We open on Bea (Sydney Sweeney), a law student begging to use the bathroom at a café, lecturing a barista about a law allowing her to use the bathroom without buying anything. Any flash of Liz Lemon-esque curmudgeon behavior quickly melts away after she meets Ben (Glen Powell), who has a vague finance job and pretends to be her husband, buying her a drink so she can pee. The mutual attraction is clear; Sweeney and Powell really do have chemistry that’s nearly as good as the tabloids would have us believe. They spend a romantic afternoon and evening together, falling asleep on his couch.
If you’ve seen the trailer for Anyone But You (or if you’ve read Much Ado About Nothing, which Anyone But You is not only based on but repeatedly references) you already know more or less what is going to happen here. A misunderstanding the next morning turns them against each other, only for them to reunite much later at an intimate family wedding in Australia. They behave incredibly obnoxiously about sleeping next to each other one night, so their family decides to try to trick them into thinking that they still have feelings for each other, and to get them to act on those feelings. Bea and Ben, using their combined brain power, realize their family is messing with them, and decide to pretend they’re dating to be left alone. Convenient, too, is that both of their exes are at the wedding, so Bea and Ben can make them jealous.

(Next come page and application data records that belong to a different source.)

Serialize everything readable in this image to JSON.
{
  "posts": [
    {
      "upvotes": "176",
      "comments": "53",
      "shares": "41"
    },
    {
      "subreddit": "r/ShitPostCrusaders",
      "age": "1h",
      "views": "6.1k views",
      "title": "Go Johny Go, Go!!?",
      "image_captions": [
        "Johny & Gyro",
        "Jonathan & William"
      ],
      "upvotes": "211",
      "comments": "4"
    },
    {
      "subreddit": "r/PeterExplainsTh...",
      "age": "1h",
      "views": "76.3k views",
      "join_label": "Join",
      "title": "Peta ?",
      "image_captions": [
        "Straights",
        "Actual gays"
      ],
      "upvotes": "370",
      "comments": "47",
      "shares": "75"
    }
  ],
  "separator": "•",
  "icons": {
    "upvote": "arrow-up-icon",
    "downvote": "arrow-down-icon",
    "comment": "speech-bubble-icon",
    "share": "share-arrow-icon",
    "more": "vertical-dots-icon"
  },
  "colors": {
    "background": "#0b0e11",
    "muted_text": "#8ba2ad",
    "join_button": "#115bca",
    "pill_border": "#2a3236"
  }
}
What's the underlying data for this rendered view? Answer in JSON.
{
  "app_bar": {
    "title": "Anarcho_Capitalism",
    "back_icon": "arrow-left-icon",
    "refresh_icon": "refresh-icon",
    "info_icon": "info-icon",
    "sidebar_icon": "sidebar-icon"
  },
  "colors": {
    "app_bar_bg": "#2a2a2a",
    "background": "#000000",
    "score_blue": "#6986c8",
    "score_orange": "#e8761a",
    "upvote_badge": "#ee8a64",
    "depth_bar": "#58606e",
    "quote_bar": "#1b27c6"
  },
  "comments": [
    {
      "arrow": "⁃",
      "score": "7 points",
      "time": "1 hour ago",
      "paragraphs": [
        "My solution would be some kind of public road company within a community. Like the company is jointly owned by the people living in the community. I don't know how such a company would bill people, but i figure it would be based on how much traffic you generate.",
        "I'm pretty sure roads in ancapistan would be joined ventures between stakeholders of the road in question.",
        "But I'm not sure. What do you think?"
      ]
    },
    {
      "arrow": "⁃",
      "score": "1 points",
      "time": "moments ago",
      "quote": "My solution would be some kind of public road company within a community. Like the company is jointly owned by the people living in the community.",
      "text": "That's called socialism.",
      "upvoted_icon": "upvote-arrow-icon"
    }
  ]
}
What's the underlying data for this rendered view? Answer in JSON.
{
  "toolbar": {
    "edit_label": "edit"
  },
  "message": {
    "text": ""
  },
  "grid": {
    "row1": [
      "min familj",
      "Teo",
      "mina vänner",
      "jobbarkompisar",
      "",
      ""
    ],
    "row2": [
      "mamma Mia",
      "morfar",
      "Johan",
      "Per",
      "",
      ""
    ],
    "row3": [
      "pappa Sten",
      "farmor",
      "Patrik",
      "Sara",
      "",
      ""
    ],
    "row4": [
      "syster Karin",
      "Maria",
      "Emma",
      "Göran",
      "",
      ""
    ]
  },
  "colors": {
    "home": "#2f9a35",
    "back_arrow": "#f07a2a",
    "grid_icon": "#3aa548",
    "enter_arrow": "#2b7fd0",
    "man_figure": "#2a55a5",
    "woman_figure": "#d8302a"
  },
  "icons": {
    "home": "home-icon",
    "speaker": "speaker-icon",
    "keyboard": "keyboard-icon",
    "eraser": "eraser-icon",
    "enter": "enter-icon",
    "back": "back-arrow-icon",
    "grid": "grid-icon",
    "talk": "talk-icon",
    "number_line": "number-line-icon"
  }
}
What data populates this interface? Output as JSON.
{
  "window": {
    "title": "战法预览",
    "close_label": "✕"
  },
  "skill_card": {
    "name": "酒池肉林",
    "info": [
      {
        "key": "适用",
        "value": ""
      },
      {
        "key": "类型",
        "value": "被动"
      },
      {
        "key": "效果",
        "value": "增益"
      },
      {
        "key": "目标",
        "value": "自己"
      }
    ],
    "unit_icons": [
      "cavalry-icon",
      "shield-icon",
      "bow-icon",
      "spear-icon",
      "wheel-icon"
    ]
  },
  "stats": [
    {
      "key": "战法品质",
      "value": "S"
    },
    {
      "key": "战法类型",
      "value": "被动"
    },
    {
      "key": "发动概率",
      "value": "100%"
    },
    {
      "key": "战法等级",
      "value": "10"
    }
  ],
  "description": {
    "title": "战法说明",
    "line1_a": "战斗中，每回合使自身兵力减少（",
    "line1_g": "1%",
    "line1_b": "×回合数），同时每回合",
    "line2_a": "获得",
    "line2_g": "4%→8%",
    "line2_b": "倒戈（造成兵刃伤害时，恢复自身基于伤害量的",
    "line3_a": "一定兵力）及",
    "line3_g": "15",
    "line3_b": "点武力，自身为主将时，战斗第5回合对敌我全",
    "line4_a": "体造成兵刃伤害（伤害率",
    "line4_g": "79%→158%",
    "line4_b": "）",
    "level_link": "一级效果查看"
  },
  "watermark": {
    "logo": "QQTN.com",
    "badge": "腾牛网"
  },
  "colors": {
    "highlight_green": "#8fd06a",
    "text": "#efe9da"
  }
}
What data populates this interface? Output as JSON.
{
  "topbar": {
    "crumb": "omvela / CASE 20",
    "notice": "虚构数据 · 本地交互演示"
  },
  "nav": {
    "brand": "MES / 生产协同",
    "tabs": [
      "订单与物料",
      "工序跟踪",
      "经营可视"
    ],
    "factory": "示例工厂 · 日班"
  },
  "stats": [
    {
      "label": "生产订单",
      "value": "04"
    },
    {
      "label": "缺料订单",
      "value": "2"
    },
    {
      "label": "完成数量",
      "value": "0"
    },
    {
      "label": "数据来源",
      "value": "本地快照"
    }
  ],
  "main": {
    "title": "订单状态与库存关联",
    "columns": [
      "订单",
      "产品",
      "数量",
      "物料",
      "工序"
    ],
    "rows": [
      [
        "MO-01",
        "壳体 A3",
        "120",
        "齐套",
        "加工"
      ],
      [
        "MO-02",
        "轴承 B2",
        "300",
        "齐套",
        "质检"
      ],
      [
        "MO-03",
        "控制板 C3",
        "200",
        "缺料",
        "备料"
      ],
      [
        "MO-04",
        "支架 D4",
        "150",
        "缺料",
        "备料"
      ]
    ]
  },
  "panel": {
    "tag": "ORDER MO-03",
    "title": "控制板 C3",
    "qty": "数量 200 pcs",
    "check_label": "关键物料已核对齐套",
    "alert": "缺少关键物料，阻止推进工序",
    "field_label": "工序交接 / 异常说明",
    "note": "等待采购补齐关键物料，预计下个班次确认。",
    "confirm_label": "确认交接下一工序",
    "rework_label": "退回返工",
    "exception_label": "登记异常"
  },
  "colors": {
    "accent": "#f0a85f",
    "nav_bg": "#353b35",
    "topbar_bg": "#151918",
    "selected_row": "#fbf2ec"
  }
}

No one goes into a movie like Anyone But You for realism, nor should they. The film is made as fun escapism, and it succeeds at that. It’s aspirational, but not in the Gossip Girl way of name-dropping designers and outwardly flexing their wealth. Anyone But You is more saying, “Imagine how your family would be, in this wonderful situation?”
It certainly doesn’t hurt that the entire cast looks as good as the subtropical setting. Though hardly laugh-out-loud funny, the gags—at least the few that weren’t already included in the trailer—are amusing enough, and the supporting actors are all pretty game. As brides-to-be, Halle (Hadley Robinson) and Claudia (Alexandra Shipp) congeal well through their scheming. Ben’s friend Pete (a standout GaTa) gets both some great solo moments and some scheming of his own with father of a bride Roger (Bryan Brown); unfortunate, then, that he’s the only character without a love interest.
Really, though, this is Sweeney and Powell’s movie, and they occupy all of the attention. Powell continues his leading man campaign, functioning well as the guy you know on paper would be an utter disaster to date but you can’t help but be drawn to him anyway. And there are few faces in contemporary Hollywood that communicate total emotional devastation as well as Sweeney’s; her comedy chops are mostly competent, but she shines most in the “boy loses girl” segment of the rom-com plot.
Even if incredibly formulaic, director Will Gluck (Easy A, Friends With Benefits) is never winking. Yes, the plot of Anyone But You hits exactly every beat when you think it would, grand romantic gestures and all. But it is content—thrilled, in fact—to be a boilerplate rom-com. It doesn’t seek to get ahead of any criticism leveled at it. Formulas exist for a reason, and they can still be executed well. Sparks fly, even if there aren’t enough of them to give the film a jolt of electricity. Anyone But You doesn’t reinvent any wheels, but the wheels will get you to your destination on time.